Among the top patient safety gaps identified by CMIOs is the “inability to prevent financial constraints” from impacting patients’ adherence to prescribed medications. In fact, 71 percent of the survey respondents cited concerns with the lack of price transparency—the ability to inform patients how much a prescribed medication will cost, including their insurance co-pay amount. Medication costs are a key concern for patients as well, as evidenced by a Truven Health Analytics-NPR Health Poll which found that 67 percent of patients who failed to fill their prescriptions in the last 90 days reported high costs as their reason.
Addressing high drug prices is also a priority for the Trump administration, which earlier this year introduced the American Patients First blueprint, a comprehensive plan to bring down prescription drug prices and out-of-pocket costs.
The surveyed CMIOS also identified a major gap related to the opioid epidemic. Sixty-five percent of respondents cited the need for an integrated clinician workflow that makes it easy for clinicians to coordinate the entire medication management process, including electronic prescribing of controlled substances like opioids, access to state Prescription Drug Monitoring Programs (PDMPs) to identify patients’ opioid histories, and electronic access to prescriptions from other providers and locations to avoid potentially harmful drug combinations. Similarly, 41 percent shared concerns about providers’ abilities to prevent opioid abuse since they often cannot easily distinguish “drug shoppers” from genuine patients.
Overall, 82 percent of surveyed CMIOs concur that medication management improvement initiatives have had a positive impact on adverse drug events. However, only half of the CMIOs expressed satisfaction with the medication management process, while 12 percent indicated dissatisfaction. According to the survey, the biggest gaps in the entire medication management process are incomplete patient medication histories (80 percent) and misaligned medication reconciliation and care transition cycles that lead to misinformed decisions by care teams (75 percent).

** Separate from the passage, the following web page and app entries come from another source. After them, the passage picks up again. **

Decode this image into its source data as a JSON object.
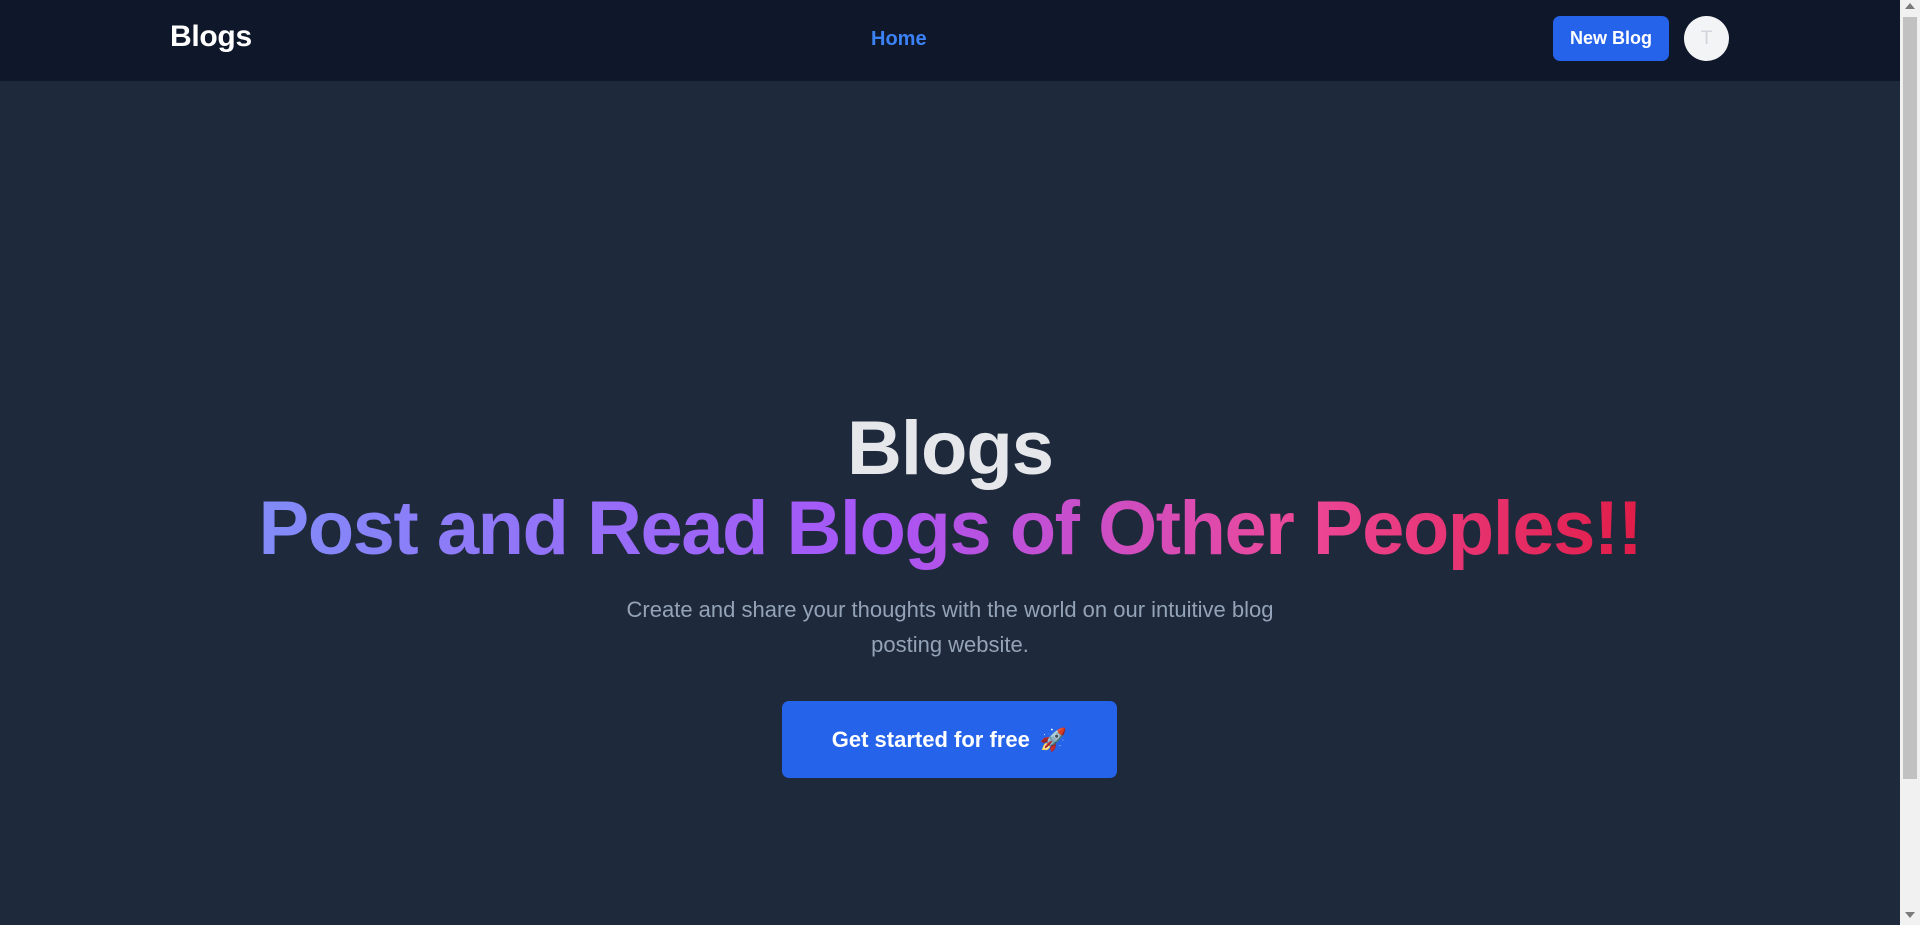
{
  "navbar": {
    "brand": "Blogs",
    "home_link": "Home",
    "new_blog_button": "New Blog",
    "avatar_initial": "T"
  },
  "hero": {
    "title": "Blogs",
    "tagline": "Post and Read Blogs of Other Peoples!!",
    "description": "Create and share your thoughts with the world on our intuitive blog posting website.",
    "cta_label": "Get started for free",
    "cta_icon": "🚀"
  },
  "colors": {
    "navbar_bg": "#0f172a",
    "page_bg": "#1e293b",
    "accent": "#2563eb",
    "link": "#3b82f6",
    "gradient": [
      "#818cf8",
      "#a855f7",
      "#ec4899",
      "#e11d48"
    ]
  }
}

“While the industry has clearly made significant strides to improve medication management processes, CMIOs remain troubled by a number of gaps that compromise patient safety and quality outcomes,” said G. Cameron Deemer, president of DrFirst. “That’s why DrFirst has remained firmly committed to addressing these pain points with innovative new technologies that make a meaningful difference in patient care and the physician experience.”